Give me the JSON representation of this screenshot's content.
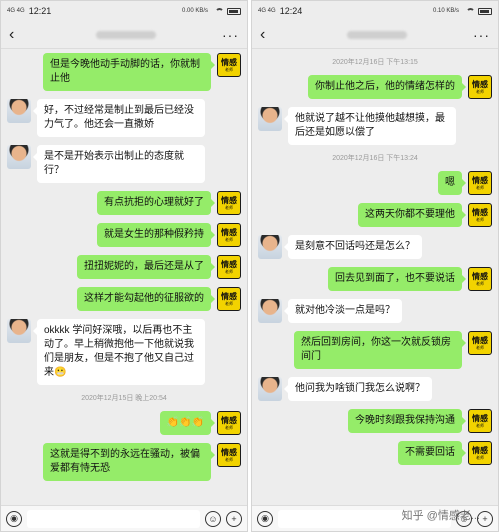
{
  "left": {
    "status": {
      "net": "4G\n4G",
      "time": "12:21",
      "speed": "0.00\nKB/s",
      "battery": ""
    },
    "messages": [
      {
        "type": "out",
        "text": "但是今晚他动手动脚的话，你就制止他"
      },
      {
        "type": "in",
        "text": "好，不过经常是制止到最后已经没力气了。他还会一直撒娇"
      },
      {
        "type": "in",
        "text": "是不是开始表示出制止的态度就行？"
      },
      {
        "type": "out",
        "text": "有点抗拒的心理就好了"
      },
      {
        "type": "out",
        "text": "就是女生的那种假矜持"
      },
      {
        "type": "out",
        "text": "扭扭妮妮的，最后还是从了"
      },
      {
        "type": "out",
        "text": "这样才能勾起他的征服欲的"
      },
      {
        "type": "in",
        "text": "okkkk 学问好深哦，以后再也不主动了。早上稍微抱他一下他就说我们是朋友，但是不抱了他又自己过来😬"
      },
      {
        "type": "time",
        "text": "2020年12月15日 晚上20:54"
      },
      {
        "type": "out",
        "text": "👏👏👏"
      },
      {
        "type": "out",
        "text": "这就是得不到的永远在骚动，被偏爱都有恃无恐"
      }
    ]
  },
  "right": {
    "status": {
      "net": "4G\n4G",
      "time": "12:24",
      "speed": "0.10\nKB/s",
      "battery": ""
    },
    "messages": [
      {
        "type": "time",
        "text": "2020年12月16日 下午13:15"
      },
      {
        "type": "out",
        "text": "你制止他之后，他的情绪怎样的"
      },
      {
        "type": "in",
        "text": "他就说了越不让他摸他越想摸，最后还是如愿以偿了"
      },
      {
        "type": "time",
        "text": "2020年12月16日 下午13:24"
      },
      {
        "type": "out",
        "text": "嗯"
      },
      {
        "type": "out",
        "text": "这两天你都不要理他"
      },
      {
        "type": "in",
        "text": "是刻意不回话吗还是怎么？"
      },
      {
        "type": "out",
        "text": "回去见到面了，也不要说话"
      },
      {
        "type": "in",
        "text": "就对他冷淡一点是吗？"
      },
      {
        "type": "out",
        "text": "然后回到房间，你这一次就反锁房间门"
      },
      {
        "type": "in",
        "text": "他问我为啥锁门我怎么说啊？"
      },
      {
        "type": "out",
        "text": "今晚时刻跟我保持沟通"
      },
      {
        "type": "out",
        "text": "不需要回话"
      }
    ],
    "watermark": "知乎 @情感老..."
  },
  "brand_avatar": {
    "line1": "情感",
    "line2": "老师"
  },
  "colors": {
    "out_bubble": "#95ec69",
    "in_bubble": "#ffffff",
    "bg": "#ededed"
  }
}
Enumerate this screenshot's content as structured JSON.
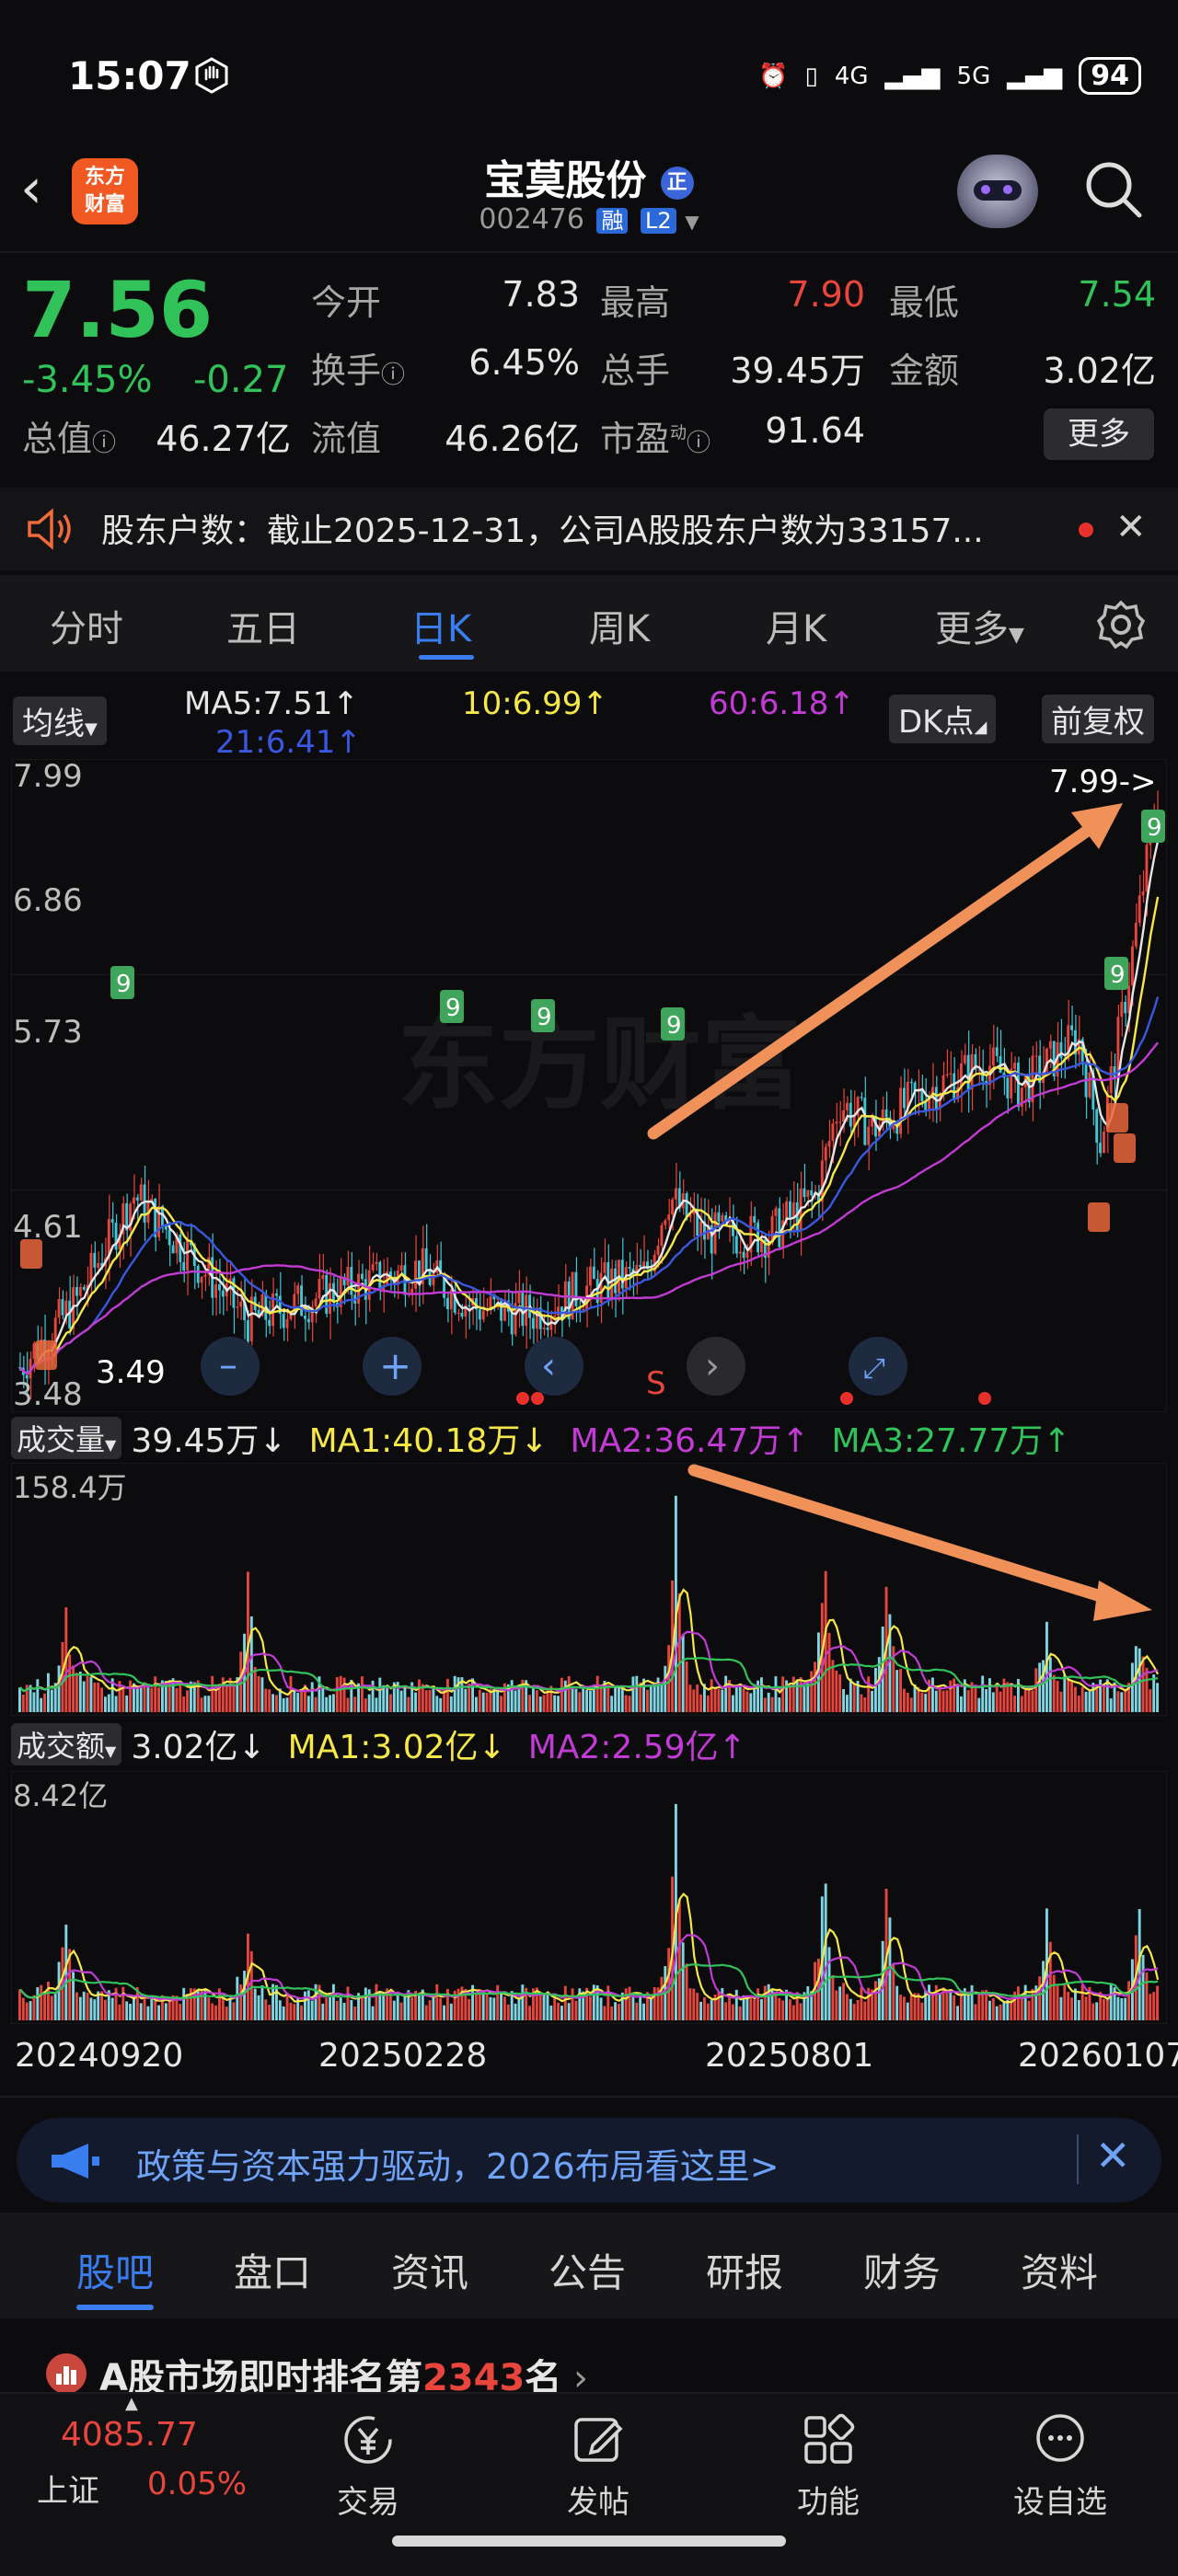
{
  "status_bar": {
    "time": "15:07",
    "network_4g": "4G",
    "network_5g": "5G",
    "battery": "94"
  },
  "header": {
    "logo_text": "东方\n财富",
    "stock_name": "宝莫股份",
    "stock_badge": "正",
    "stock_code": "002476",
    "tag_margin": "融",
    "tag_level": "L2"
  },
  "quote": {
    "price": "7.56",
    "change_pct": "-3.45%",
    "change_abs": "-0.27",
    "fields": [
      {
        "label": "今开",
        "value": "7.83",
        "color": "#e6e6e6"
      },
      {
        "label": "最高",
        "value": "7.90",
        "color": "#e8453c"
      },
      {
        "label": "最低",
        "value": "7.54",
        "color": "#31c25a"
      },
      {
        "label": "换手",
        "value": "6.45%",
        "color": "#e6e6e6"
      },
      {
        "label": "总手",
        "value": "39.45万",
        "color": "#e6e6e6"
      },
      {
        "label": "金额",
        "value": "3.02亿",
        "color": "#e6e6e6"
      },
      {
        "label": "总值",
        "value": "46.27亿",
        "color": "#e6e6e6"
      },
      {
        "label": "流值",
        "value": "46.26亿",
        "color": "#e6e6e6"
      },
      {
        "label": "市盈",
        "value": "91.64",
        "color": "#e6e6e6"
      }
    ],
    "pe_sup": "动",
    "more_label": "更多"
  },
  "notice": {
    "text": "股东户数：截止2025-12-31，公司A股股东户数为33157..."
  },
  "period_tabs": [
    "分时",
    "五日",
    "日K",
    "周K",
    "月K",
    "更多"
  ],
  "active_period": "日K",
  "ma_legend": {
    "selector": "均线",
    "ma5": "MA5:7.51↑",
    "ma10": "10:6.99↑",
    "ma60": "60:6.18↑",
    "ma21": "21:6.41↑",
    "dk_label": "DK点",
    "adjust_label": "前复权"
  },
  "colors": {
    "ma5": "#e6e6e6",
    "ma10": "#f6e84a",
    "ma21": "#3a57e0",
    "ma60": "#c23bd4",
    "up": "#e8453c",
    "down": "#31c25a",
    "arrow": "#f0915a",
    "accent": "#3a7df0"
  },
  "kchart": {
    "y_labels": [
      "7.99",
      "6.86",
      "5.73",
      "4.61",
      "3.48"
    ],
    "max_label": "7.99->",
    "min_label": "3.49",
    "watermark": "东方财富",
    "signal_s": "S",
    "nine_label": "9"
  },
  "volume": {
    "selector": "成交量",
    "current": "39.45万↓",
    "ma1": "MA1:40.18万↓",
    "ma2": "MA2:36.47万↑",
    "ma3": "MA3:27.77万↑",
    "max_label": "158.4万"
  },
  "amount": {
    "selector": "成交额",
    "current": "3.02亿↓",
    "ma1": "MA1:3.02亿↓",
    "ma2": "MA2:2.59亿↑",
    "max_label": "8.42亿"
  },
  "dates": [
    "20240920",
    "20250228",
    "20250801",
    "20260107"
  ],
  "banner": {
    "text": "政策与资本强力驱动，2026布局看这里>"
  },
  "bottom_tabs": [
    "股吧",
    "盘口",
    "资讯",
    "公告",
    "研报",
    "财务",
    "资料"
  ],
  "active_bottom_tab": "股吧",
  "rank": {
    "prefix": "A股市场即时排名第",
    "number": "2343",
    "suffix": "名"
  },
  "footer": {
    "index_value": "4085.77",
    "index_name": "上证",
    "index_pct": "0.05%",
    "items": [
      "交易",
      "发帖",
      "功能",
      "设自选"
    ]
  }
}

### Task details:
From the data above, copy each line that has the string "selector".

### Task solution:
    "selector": "均线",
    "selector": "成交量",
    "selector": "成交额",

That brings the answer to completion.